There are three main types of hornet in Missouri and the St. Louis area. The Bald Faced Hornet is medium in size (about 3/4 of an inch), is black with white markings on the body and face thus, giving it the appearance of being “bald.” It builds its nest high off of the ground, usually suspended on a tree branch or the under hang of a building. The large football shaped nest can attain a size of several feet and may contain several hundred to several thousand insects. The nest is easily identifiable by its grayish color and single opening located at the bottom. Bald-faced hornets can attack with very little provocation and have been seen scavenging on meat.
The European Hornet is fairly impressive being about 1 1/2 inches in size (the female being slightly larger of the two), is brown in color with yellow markings on its body. They dominate the middle stratosphere and typically build their nest in a cavity such as the hollow of a tree or wall void, which is usually a few meters (around six feet) off the ground. You may see only the edges of the paper extruding out from the void. The European Hornet is best known for its propensity to forage at night.
The Yellow Jacket is the smallest of the group being about a 1/2 inch in length but are fast fliers. They are black with yellow markings on their body (almost resembling stripes) they build their nest in low-lying structures or in the ground.
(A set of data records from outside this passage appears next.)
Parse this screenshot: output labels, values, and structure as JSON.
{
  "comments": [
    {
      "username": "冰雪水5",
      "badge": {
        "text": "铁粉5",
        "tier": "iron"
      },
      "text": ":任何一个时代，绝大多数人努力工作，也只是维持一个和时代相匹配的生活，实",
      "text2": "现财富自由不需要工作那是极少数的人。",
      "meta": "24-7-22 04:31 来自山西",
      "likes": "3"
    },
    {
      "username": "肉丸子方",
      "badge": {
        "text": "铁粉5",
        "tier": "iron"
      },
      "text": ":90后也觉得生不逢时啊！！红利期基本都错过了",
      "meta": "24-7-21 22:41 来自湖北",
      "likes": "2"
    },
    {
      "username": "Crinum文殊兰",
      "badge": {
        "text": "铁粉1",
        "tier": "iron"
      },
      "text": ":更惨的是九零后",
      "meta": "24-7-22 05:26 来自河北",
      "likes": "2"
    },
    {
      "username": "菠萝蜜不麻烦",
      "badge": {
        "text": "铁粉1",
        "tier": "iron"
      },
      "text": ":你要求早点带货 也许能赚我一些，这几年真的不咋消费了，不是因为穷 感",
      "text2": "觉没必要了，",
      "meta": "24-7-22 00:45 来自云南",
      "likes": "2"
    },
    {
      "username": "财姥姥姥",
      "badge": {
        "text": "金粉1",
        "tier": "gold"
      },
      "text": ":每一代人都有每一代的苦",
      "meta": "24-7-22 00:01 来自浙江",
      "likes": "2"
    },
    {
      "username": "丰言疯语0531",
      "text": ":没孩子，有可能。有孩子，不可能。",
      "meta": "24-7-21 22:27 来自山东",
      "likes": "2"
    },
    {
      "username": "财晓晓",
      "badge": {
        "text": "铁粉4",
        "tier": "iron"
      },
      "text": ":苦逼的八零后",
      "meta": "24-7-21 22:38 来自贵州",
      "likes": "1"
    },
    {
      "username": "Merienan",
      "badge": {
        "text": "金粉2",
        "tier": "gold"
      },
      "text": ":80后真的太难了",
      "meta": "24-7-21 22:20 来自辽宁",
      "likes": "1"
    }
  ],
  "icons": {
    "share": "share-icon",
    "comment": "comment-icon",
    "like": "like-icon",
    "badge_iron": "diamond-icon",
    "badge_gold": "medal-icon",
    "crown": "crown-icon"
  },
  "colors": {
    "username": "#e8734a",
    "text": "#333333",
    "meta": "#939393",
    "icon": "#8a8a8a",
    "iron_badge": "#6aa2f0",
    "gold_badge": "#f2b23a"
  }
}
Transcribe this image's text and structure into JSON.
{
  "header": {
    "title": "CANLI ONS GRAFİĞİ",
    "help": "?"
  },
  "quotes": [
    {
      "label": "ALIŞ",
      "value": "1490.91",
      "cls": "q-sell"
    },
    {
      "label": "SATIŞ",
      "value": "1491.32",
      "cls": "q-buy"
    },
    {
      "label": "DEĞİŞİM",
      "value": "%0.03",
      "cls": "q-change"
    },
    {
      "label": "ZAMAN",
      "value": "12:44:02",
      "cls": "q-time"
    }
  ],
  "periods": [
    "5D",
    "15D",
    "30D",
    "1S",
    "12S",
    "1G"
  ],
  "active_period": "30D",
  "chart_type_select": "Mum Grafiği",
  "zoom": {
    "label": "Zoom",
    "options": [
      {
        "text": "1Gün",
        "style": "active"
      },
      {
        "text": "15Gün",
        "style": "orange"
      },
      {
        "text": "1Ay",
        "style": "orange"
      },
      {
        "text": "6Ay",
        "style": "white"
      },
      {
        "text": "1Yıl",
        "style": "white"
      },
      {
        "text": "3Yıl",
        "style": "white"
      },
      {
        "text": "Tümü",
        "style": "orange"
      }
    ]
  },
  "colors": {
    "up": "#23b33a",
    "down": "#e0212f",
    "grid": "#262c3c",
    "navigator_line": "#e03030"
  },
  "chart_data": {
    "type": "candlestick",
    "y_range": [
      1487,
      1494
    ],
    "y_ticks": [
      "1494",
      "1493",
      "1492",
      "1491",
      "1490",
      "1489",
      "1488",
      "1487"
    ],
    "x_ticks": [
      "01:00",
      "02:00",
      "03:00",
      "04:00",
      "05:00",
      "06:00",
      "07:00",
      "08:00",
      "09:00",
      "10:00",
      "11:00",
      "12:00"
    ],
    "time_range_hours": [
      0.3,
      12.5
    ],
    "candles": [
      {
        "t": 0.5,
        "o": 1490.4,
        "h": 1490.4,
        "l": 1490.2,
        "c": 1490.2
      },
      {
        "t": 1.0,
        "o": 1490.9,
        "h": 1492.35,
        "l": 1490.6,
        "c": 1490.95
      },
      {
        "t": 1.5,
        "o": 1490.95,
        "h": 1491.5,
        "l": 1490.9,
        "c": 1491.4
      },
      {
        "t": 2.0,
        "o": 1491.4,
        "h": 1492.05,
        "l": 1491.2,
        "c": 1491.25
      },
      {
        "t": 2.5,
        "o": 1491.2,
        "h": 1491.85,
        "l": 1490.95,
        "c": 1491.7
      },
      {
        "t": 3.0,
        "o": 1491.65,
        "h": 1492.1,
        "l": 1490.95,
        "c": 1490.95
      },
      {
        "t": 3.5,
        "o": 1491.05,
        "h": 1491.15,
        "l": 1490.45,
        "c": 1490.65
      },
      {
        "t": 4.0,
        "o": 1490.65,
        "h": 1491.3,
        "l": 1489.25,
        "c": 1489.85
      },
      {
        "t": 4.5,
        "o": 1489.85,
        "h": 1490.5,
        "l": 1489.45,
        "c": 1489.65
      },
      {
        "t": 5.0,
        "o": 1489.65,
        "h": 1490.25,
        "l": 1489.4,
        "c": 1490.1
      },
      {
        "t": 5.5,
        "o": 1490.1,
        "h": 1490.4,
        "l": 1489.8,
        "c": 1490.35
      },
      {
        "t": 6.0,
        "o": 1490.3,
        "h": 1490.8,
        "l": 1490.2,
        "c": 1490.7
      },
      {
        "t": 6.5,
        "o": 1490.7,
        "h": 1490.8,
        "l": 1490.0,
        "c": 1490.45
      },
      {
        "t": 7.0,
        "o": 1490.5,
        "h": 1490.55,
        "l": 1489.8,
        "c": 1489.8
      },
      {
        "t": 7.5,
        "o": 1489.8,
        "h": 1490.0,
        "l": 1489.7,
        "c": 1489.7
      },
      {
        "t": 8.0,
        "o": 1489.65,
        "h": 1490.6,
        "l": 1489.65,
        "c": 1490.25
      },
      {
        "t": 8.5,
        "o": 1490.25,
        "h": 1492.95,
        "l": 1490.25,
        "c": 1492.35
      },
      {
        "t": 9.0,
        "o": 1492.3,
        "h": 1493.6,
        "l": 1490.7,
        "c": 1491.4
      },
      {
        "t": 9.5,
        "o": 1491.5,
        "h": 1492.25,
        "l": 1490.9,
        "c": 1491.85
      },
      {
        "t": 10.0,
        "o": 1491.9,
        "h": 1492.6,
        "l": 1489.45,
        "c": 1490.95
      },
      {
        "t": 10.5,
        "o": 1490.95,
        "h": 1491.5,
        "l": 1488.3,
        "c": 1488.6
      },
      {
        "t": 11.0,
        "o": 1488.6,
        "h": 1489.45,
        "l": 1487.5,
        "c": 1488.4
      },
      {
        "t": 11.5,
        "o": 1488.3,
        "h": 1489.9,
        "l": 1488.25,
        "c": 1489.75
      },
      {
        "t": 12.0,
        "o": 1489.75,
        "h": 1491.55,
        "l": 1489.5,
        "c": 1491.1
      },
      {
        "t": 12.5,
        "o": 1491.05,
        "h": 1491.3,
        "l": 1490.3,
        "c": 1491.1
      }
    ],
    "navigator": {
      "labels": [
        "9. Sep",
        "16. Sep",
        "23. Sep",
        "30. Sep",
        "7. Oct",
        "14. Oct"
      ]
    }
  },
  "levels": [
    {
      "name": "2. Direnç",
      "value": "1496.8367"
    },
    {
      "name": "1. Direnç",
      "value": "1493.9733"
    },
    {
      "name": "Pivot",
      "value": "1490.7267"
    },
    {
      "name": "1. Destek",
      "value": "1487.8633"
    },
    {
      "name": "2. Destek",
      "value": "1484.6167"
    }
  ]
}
The nest has one entrance point and multiple exit holes. They have a diet consisting mainly of sweets and protein. Yellow Jackets are potentially more aggressive toward humans because they are attracted to similar food sources, like the sugar in soda that collects around the rim of the can and human waste products like debris in a garbage can. It’s a good idea to always practice rigid cleanliness procedures around picnic areas.
Encounters with these insects can be commonplace during the summer months with contact being as casual as sweeping a single wasp from the inside of your car with a rolled up newspaper, to the not-so-simple contact like running over an in-ground nest while cutting grass. These nests can reach multiple thousands of individuals by the height of their season. (Being on the receiving end of one well-placed sting while on a job site resulted in my eye being blackened and closed for over a week!) Multiple stings can send you to the hospital, a single sting to a person who has an allergy can cause them to go into anaphylactic shock and possibly die. This is definitely an insect not to be underestimated.
If you notice hornet nesting activity in your yard or around your house, please take my advice and spend the $86.00 to $250.00 (on average) and call the professionals at Bugs By Brian immediately to eliminate this unwanted pest from your home or business. You’ll be glad you did.
Call St. Louis pest control company Bugs by Brian today at (636) 394-0101 to exterminate a hornet infestation in your home or business.